The fangirls paying to see Shin perform are not happy with the bait-and-switch, but newly arrived Professor Kim Seok Hyun (Song Chang Ui) watches her sing and is intrigued by her talent. Professor Kim is back after a successful stint on Broadway, and it so happens his ex-girlfriend (So Yi Hyun as Jung Yoon Soo) is also a professor at the same university teaching dance. They are not thrilled to see each other. Clearly there are unresolved issues between them. Turns out Shin has a slight crush on Professor Jung

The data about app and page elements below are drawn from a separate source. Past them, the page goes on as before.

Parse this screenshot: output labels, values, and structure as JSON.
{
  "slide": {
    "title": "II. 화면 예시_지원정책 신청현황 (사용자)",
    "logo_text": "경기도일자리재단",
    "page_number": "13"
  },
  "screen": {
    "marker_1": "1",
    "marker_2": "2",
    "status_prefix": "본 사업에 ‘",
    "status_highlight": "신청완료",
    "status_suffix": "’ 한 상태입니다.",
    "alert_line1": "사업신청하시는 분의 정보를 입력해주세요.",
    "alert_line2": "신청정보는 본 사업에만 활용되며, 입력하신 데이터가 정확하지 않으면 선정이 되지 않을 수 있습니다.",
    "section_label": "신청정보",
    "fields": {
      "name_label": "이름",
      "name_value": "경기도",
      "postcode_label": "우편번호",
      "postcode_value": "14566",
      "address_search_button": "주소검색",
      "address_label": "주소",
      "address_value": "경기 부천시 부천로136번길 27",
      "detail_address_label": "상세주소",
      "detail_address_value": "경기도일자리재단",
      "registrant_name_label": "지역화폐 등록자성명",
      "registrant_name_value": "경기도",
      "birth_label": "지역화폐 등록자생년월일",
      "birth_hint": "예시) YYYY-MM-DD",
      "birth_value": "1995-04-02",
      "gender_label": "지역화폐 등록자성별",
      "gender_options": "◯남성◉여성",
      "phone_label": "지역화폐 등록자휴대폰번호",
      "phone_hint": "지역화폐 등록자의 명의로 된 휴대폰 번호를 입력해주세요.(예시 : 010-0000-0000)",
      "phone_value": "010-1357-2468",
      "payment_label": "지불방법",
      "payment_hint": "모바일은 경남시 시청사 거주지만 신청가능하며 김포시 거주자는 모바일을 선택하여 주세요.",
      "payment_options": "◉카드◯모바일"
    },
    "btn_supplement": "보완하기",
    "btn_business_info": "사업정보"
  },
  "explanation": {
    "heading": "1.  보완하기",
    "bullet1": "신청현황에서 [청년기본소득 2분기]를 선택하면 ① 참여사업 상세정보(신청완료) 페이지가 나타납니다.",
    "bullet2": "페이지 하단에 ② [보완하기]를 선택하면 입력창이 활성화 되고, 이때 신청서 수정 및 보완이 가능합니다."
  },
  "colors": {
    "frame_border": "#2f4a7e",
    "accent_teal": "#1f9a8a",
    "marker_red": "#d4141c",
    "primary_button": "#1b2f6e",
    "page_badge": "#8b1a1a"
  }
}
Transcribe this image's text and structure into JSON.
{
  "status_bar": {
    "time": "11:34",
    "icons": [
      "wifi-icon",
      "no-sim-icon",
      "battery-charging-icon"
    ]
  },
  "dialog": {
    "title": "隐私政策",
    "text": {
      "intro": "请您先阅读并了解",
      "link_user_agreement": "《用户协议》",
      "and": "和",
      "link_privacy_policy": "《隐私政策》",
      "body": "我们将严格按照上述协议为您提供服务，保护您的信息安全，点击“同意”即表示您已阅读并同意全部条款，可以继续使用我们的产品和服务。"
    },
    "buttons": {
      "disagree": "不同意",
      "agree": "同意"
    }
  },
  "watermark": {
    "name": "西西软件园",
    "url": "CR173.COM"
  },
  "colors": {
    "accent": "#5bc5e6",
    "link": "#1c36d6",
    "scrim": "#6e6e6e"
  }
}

Sadly all of Kyu Won’s efforts are for naught, as the sick professor passes away. Kyu Won is heartbroken. Shin goes to see Kyu Won to return the money she paid his band to perform at the fundraising concert since he failed to keep his end of the bargain. He walks into the practice room as Kyu Won is playing the gayageum and interrupts her.
Kyu Won is literally pissing mad at him, furious at his self-absorption. She tells Shin that his music does not move her because he doesn’t play with any heart. She wants to toss the money back at him but he grabs her hand and they are shooting sparks of antagonism at each other. Shin asks Kyu Won if she wants to know why so many people love a horrible bastard like she claims he is?
To be fair, this final confrontation scene between Shin and Kyu Won was very riveting, and is the only reason I’m giving this drama another episode to decide if I am willing to put up with PD Pyo’s brain hurty directing. For now, this is simply my first impression of episode 1 of Heartstrings. The drama premiered at the bottom of the Wed-Thurs lineup at 7.6%. My prediction did come true, as City Hunter jumped up to 18% in ratings, and even Romance Town broke 11% for the first time. Youth dramas are genuinely a hard sell right now. Hopefully this drama will find an audience, because my own misgivings notwithstanding, I still want it to do well because I think the story has heart. When the camera does calm down, once in a blue moon, this drama is so lovely to look at.
If you don’t see another post from me about Heartstrings, it’s likely I’ve decided not to write about it even if I may still want to watch. I haven’t the heart to recap a drama I don’t love for one reason or another.